- [What to produce]: In the data below, how many lines include the string "JSON"? Give only the number.

----- Provided data -----

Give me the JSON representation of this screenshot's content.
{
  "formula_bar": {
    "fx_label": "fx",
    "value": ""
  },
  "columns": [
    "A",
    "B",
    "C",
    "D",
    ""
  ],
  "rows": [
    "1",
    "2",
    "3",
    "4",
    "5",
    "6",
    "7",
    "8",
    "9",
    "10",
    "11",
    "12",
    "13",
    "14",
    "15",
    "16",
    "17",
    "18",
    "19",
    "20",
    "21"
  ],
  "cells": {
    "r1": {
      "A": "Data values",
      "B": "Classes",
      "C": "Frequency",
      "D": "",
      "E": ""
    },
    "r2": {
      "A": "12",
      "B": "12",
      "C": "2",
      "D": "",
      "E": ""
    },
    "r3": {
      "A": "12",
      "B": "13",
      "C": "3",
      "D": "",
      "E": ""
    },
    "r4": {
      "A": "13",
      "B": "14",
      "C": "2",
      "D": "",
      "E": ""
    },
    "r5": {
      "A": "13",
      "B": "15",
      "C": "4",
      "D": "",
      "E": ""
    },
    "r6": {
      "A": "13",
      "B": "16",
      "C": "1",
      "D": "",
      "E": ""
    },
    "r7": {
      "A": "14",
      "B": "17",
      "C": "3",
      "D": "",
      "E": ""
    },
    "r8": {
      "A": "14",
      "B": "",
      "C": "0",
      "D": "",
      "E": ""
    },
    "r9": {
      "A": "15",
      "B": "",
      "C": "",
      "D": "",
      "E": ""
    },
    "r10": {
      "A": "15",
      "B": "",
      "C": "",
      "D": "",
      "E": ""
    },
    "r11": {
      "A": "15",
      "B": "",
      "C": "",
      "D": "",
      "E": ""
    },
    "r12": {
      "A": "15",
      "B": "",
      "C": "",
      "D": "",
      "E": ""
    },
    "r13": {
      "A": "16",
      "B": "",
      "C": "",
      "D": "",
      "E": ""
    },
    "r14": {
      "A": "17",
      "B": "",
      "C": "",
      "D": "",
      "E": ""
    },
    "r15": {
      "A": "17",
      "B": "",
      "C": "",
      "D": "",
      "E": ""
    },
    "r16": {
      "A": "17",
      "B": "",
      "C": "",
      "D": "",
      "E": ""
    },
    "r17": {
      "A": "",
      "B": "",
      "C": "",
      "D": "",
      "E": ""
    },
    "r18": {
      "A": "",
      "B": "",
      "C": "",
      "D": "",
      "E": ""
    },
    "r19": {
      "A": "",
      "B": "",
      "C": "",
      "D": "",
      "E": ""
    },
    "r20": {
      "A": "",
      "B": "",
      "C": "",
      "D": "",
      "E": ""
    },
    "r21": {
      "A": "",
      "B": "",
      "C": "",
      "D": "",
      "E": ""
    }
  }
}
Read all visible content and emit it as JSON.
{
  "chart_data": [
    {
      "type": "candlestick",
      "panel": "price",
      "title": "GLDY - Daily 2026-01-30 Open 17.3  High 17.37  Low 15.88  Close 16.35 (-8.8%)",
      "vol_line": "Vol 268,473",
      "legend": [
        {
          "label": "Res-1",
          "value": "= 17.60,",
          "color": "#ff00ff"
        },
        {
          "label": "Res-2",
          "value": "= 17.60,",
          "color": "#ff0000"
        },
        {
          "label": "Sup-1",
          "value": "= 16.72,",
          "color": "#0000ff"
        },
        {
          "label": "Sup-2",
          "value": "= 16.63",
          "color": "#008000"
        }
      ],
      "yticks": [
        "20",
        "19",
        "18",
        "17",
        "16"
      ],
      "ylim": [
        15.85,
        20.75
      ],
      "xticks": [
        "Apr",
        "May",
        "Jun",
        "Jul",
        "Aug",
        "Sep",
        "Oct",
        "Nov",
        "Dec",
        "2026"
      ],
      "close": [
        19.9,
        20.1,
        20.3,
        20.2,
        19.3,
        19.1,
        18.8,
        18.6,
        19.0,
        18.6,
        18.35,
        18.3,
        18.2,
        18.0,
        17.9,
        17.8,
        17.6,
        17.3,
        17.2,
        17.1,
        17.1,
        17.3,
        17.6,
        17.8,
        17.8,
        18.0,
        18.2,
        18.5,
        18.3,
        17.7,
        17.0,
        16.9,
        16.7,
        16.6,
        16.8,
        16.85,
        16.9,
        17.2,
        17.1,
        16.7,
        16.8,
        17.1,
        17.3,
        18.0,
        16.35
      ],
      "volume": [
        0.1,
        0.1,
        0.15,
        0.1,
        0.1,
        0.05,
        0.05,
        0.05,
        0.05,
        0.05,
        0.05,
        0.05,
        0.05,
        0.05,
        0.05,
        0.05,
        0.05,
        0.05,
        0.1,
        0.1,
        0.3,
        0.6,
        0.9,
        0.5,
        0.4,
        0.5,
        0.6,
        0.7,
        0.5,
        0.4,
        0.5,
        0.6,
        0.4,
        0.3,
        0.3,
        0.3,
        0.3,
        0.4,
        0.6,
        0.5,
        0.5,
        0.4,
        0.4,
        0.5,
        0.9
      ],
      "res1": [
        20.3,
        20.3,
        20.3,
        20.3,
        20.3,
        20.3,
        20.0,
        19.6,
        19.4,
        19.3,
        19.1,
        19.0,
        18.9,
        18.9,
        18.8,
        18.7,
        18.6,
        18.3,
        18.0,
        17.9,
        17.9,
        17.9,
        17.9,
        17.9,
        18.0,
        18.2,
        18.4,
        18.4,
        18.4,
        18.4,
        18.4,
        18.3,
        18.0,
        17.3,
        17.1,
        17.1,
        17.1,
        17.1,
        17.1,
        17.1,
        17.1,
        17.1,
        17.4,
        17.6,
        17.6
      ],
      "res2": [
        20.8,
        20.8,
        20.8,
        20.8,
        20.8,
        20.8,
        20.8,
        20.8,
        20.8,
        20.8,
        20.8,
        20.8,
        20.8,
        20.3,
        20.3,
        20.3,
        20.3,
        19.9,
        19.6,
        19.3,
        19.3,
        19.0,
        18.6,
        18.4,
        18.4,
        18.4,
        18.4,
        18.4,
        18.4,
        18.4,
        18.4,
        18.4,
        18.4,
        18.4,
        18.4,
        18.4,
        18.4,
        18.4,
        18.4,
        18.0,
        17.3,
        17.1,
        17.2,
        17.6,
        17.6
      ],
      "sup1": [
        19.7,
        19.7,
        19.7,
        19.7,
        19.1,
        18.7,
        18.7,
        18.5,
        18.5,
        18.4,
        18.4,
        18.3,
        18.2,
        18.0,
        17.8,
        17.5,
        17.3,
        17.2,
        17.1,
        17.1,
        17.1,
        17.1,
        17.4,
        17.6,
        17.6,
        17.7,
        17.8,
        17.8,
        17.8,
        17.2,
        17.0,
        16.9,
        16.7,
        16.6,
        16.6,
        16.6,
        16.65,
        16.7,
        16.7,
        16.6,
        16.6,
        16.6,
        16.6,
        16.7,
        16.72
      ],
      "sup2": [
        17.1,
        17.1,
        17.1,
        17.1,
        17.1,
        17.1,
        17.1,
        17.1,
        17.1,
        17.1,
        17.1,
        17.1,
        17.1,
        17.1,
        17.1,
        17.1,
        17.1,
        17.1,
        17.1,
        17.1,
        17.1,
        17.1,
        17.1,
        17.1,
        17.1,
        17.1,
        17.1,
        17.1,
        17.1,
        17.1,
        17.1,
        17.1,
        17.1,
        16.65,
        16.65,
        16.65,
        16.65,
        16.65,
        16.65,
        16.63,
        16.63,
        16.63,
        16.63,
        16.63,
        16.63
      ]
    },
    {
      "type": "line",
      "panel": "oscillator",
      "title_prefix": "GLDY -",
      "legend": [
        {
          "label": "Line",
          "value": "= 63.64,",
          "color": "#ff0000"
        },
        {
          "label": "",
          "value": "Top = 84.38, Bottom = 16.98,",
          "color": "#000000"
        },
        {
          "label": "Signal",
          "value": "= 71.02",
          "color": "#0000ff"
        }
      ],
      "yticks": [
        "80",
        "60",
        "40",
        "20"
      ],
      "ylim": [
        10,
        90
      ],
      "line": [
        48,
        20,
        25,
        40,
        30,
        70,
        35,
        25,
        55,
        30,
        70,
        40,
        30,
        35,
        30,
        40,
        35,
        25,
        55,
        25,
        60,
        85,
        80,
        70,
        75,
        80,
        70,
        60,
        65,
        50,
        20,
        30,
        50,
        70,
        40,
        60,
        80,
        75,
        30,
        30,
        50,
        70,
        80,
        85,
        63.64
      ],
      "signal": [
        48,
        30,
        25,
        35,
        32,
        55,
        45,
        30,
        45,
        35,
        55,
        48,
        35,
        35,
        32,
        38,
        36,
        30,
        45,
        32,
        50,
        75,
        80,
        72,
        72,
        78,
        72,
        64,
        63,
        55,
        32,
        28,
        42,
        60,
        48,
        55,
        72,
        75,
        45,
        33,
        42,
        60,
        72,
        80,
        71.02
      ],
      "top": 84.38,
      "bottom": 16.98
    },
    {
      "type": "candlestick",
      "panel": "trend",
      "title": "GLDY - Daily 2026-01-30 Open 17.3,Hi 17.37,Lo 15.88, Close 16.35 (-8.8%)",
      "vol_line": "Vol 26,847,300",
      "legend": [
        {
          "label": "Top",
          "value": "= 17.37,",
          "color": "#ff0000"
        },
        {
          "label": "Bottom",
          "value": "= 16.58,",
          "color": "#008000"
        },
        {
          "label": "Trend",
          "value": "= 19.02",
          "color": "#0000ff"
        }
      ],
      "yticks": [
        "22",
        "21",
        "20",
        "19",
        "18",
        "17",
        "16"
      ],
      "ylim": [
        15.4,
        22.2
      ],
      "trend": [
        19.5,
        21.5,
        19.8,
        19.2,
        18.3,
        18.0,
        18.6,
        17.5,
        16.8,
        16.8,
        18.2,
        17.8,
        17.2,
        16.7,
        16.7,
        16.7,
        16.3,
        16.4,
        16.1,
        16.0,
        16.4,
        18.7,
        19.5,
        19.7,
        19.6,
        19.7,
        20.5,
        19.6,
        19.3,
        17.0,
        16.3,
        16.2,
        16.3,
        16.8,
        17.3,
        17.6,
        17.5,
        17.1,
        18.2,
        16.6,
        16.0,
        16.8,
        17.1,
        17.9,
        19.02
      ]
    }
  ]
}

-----

- [Task response]: 2